WFBB World Champion Shaun Stafford says he used to be “painfully skinny.” Here’s how he packed on the muscle.
If you’ve ever looked in the mirror and wished for a more muscular physique, you’re not alone. The journey from skinny to muscular is a common aspiration for many, and it’s a goal that can be achieved with the right plan, the proper information, and some dedication. To get you started on taking the first steps toward packing on the muscle, we asked Professional Physique Athlete and WFBB World Champion Shaun Stafford what he’d recommend.
The founder and coach at City Athletic says that he used to be “painfully skinny as a teenager,” but has now spent decades crafting an award-winning physique that’s graced the cover of numerous health and fitness magazines. Suffice it to say, Stafford clearly knows what he’s talking about. Here’s what he recommends:

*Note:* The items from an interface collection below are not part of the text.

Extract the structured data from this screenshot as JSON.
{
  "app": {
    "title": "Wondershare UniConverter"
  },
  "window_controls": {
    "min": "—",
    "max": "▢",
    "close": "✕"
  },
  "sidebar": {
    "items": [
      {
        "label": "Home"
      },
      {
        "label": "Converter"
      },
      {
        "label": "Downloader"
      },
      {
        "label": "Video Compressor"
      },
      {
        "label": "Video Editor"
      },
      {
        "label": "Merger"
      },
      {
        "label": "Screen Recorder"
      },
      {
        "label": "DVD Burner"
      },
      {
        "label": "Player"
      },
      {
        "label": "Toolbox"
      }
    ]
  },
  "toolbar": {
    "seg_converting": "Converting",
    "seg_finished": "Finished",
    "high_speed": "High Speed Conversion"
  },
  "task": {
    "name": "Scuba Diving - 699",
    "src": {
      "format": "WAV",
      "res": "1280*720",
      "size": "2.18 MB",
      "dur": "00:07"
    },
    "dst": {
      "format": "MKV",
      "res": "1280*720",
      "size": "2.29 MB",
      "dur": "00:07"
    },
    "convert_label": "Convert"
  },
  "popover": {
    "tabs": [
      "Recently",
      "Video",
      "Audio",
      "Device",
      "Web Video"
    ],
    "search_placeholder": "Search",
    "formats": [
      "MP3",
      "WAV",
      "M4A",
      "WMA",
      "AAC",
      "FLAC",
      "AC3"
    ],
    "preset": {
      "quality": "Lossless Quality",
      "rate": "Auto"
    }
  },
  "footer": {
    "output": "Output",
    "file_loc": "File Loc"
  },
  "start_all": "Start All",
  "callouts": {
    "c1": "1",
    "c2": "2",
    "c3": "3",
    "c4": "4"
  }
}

Stafford says that “it’s going to sound really, really obvious,” but he names “lifting enough” as one of the top three components in going from skinny to muscular.
Now “lifting enough” might sound easy, but Stafford notes that “enough” varies widely from person to person.
“When I was in my 20s, I was training twice a day, super heavy in the morning, super light in the evening – just repping out. [I was] training eight to ten times a week,” he says.
As he moved into his 30s, Stafford says his “priorities changed, and you kind of zone in on the little things that are actually going to get you better results.” The 2x Fitness World Champion says that he now lifts “a lot heavier than I did when I was in my 20s but with a much lower volume and a much lower frequency.”
All that to say lifting enough is subjective. Before you decide to spend every waking hour in the gym to pack on the muscle, make sure that you’re training smarter, not harder. You don’t need to hit the gym twice a day, 10 times a week to see results. You just need to be sure you’re training efficiently.
Another simple yet undoubtedly important piece of the puzzle is eating enough, says Stafford.
Similarly to lifting enough, though, eating enough is also subjective. If you’re serious about gaining muscle, it’s important to make sure you’re eating enough for yourself, not necessarily following a celebrity’s or athlete’s “what I eat in a day.”
To calculate what “enough” really means for you, it’s recommended that you calculate your body’s needs with something like this calorie calculator. Having a number that’s more than a best guess will help you fuel your body with the energy you need. After all, it is possible to gain muscle in a caloric deficit, but properly fuelling your body will make the process much easier and faster.
Stafford says that staying consistent is one of the most important things you can do when it comes to growing muscle. However, that doesn’t mean that you need to stick to one routine for years and years.
“As your training age increases and as you get more and more used to the gym environment, you’ll find out from a feedback point of view what’s working for you, and what’s not working for you,” he says.
From there, you’ll be able to “adjust your programming and your nutrition, and maybe even your schedule around kind of what’s going to get you the best results,” Stafford says.
While it can be hard to stay consistent if you’re not seeing the results you want, Stafford emphasizes that “it’s a lot of trial and error” when it comes to starting a fitness journey. “I think you probably learn more from trying the things that don’t work than you do necessarily stumbling upon the things that do work. There could be the best-written program in the world that’s got the most plaudits and five-star reviews on Google, but it might not work for you. There might be something about that plan that just doesn’t align with you, your goals, your physiology, your schedule – and therefore, it’s not going to be the one that’s going to basically get you to where you want to be.”